- one service for Registered sites
- one service for Public sites
It also creates tokens on the fly. These tokens are not displayed on the token management list, so you cannot accidentally delete them.
Registering with a custom community hub
In Moodle 3.4 onwards, registration with custom community hubs has been removed from Moodle core. Moodle 3.4 sites wanting to register with a custom community hub need to install the following plugins:
- tool_customhub for registration and course publishing
- block_customhub for searching courses published on custom hubs
Community hubs FAQ
What is a hub server?
A hub server is a Moodle plugin. It transforms a freshly installed Moodle site into a hub server. A hub server is used to store course backups that have been shared by registered Moodle sites.
Can I use a hub server as a normal Moodle site?
For security reasons it is better not to do so.
Is the hub server plugin code maintained by Moodle HQ?
Not any longer. It is also known that the current code is not compatible with Moodle 3.4 or later.
Should I update the Moodle code hosting a hub server plugin when I update this plugin?
Yes, but no do update to Moodle 3.4 or later.
Should the registered sites be updated when I update my hub server plugin?
No, they don't have to be updated as the plugin is backwards compatible. However sometimes new functionalities require changes in both Moodle and plugin code. In these cases, the new functionalities will not be operational until the plugin and the registered sites are updated.

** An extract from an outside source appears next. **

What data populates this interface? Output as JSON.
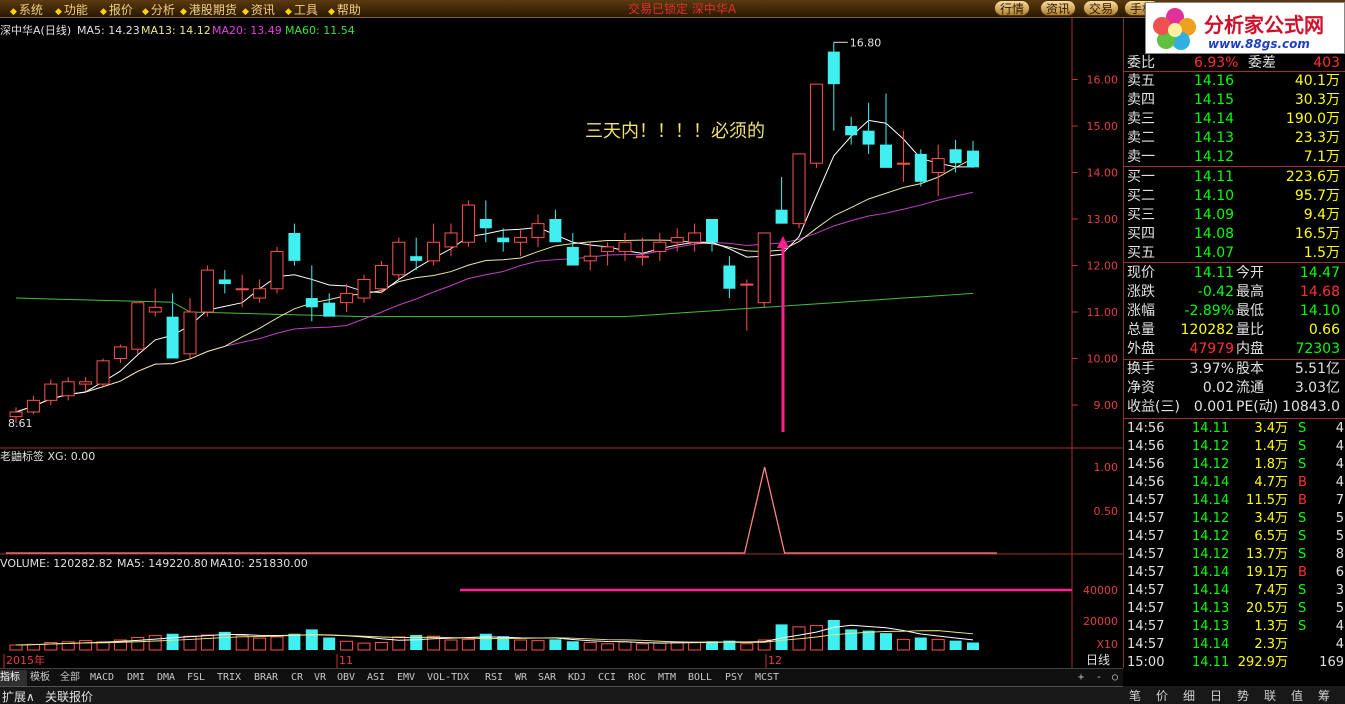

Where can I download hub server plugin?
The hub server plugin is available for download from the modules and plugins database http://moodle.org/plugins/view.php?plugin=local_hub
Can anybody register with my hub?
For sites running Moodle 3.3 or earlier the registration and course publishing is included in standard Moodle distribution. For sites running Moodle 3.4 or later, as mentioned above, additional plugins are required.
Yes you can. However it is better to indicate in the publication creator notes that the theme will only be activated if:
- The theme is installed
- Course themes are enabled for the site
Yes. If this module/block is Moodle 2.0 compatible (with support for backup and restore in 2.0), the module and its data will be added to the shared course backup.
The local plugin would need to be already installed on the destination Moodle site. Then this local plugin would need to be set up. Use publication creator notes to explain it. Note that sharing does not save information related to a local plugin (i.e. the local plugin database is not backed up).
It is not possible to share courses directly from a Moodle 1.9 site. However it is possible as follows:
- Backup your course
- Restore your course into a Moodle 2.2 site or later.
- Share your course
I get an error when attempting to publish a course
The most likely cause of the error "An error occurred during the course publication (Access control exception | DEBUG INFO: Invalid token - token not found). Please try again later." is that the token is shared by multiple sites.
The solution is to unregister your Moodle site in Administration > Site administration > Server > Hubs then re-register it.